Sunday, January 1, 2012

The Masks of Majuli

Since my father's work has brought my parents to Jorhat, Assam for the past three years, I've made four visits to our home in Cinnamara, on the outskirts of Jorhat. And though Jorhat is more of a small industrial/educational hub and quite like any other town, there are places around it that have taught me much about the culture of the Assamese life.

Driving in and around Jorhat is such a pleasure.On either side of the road, as you dodge cows (the size of dogs), ducks, geese and chickens, you get an idea of how self-sustained and satisfied the people are in their environment. Everything in the country household, including the home itself is woven out of cane, which  is an art that the average man out here is adept in.  A little drawbridge will lead you inside a fence into a house with plantations and poultry and happy pigs.
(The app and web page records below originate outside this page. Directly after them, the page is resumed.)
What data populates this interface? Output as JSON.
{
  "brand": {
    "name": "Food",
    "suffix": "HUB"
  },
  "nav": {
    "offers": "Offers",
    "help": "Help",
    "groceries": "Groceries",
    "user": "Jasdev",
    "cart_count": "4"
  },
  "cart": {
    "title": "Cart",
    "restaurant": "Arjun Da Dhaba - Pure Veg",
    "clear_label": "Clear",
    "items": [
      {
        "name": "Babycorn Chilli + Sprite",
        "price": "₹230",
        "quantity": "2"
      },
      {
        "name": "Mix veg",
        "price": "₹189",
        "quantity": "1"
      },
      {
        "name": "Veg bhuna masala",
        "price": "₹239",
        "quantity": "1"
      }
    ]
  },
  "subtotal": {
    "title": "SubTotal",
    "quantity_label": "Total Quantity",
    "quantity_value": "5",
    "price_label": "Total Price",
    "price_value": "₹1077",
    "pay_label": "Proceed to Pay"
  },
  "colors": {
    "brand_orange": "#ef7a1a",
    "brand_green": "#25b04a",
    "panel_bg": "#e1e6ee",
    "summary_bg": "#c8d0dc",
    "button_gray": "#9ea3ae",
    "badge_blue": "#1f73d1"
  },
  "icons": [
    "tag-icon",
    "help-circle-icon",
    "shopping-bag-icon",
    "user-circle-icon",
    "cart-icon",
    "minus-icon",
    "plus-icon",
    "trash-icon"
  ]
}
Postcard perfect.

Majuli is an island on the Brahmaputra, infact the largest river island in the world and is home to the Mishing tribe. We visited Majuli one summer afternoon during my vacations. The only way to get there is a ferry ride.
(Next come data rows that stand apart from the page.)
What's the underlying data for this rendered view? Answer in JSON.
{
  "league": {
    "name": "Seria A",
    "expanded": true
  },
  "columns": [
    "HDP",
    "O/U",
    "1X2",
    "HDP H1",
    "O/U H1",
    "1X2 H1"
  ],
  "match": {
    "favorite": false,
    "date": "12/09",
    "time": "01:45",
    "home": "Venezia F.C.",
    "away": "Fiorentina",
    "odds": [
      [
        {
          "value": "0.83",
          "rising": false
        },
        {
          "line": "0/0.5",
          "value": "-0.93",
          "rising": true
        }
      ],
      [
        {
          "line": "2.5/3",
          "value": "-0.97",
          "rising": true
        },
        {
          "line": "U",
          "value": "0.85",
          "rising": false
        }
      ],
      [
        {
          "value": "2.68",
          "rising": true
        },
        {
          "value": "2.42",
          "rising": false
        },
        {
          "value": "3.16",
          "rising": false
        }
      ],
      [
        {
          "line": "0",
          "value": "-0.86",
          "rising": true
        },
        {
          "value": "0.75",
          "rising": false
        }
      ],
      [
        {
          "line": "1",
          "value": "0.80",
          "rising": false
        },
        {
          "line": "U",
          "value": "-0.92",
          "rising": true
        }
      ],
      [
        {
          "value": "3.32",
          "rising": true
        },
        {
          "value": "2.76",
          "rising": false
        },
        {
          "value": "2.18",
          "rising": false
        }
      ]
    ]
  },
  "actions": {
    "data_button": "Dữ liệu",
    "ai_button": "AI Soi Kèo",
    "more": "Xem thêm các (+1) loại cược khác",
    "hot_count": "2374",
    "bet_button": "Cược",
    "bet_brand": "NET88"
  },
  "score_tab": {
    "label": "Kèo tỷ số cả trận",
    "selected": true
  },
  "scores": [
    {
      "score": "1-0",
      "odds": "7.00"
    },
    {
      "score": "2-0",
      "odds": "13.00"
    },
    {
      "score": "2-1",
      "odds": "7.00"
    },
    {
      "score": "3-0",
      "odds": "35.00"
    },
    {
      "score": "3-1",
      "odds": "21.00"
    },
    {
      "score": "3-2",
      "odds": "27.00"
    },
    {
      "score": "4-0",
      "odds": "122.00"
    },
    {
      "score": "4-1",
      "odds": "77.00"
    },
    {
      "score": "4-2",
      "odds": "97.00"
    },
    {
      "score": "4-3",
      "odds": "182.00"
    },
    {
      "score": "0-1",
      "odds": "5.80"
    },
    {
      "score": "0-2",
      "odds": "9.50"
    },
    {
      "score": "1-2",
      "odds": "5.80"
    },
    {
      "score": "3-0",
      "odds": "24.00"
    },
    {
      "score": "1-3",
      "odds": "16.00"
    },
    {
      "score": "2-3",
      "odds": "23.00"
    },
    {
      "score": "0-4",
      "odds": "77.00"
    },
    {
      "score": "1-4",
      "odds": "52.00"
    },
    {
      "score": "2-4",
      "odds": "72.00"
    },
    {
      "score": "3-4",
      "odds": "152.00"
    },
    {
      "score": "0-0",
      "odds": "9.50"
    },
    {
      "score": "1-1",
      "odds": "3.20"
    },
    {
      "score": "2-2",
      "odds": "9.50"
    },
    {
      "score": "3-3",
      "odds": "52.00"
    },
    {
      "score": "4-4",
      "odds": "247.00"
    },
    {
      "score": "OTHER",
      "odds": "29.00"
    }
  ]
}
the brightly painted bow of the boats

all aboard! (even cars)

the Brahmaputra. The most beautiful
river  delta I've ever seen from an airplane.

If a boat should pass us by, this is the moment
when we all gasp and realize how unsafe and
overloaded these boats really are.
I saw beams almost giving way.
No kidding.
The dwelling of the Mishing tribe, traditionally, is a house
on stilts to prevent the home from being swept away
or getting waterlogged, by the Brahmaputra.
Wooden stilts are replaced by concrete posts
in modern structures. Often the house is
accompanied by a cattleshed on stilts = )

Though one is made to feel very welcome on this Island, there's very little to do, and as much as I'd have liked to sit and stare at the homes and lives of the tribals, it's a rather impolite thing. But thankfully, my parents had heard of the Mask makers of Majuli. There's very little heard/seen/written about this craft. I got really interested because last year we experimented with mask making techniques in college. I was fortunate to be invited to the workshop of Mr. Dharma Kanta Goswami, an elderly mask maker and artist from this island.

I wish I knew Assamese, that's the only language he speaks. Infact he hardly talks, he just shows you around  the workshop with a grin that reaches his ears. And with such pride and passion that it'll make you feel like sitting down and taking a lesson. The masks and costumes he creates are for Bhavanas, traditional Assamese folk theatre that revolves around mythological themes such as stories of Krishna and the Ramayana. Here's some of Mr. Goswami's work:

a costume for Vishnu's avatar

a very large scale mask of a demon with a
mechanism that moves the jaw
Garuda mask

a book and incense stand in wood

a mask portraying Sughreev from the Ramayana

Here, one can see the cane framework

Some of what goes into the mask

The ferocious Narsimha mask, my favourite

The making of a mask begins with a cane framework which is coated with cow dung and left to dry. It is then bandaged with papier mache or cloth and then dried in the sun. Then it is coated with a paste of very fine grey mud from the river bank and again, left to dry in the sun. Once it's dry, it's ready to be painted. (Takes about a week to make a mask). The technique followed is not very different from the Durga Puja idol makers. There were beautiful wall carvings, murals and pillars in Mr. Goswami's home. But these really caught my attention:

faces in the window grill

a room on the roof with a spire

drying kernels

old doors

The Satras, or Vaishnavite monasteries on Majuli are another part of the culture of the Island that lives on. 
Most Satras have documented and preserved their rituals in small museums that display relics, garb, prayer instruments and tribal artifacts. Quaint, humble and informative. I wasn't sure whether to click pictures in the monastery, but I couldn't help taking a picture of this: 

This is,as they say, a stalk of a basil plant
that floated down the Brahmaputra and reached the monastery.
It measures atleast a meter thick in diameter.
Very hard to believe it's basil.

If you chance to visit around the Bihu festivities, you will be able to catch a glimpse of the tribes in all their reverence for the culture. We were barely able to scratch the surface but I felt this visit was pretty insightful. Things out here are changing pretty fast.

1 comment:

  1. Malavika, commendable observation in a short time. Glad to know that you liked what you'd seen. This is just a part of Assam, northeast India, which is so wrongly thought as a land of guns and wild beasts elsewhere in India. Know what, Majuli stills awaits the UNESCO recognition as a World Heritage Sight. Hope it gets it before it sinks completely.
    -- Kalyani.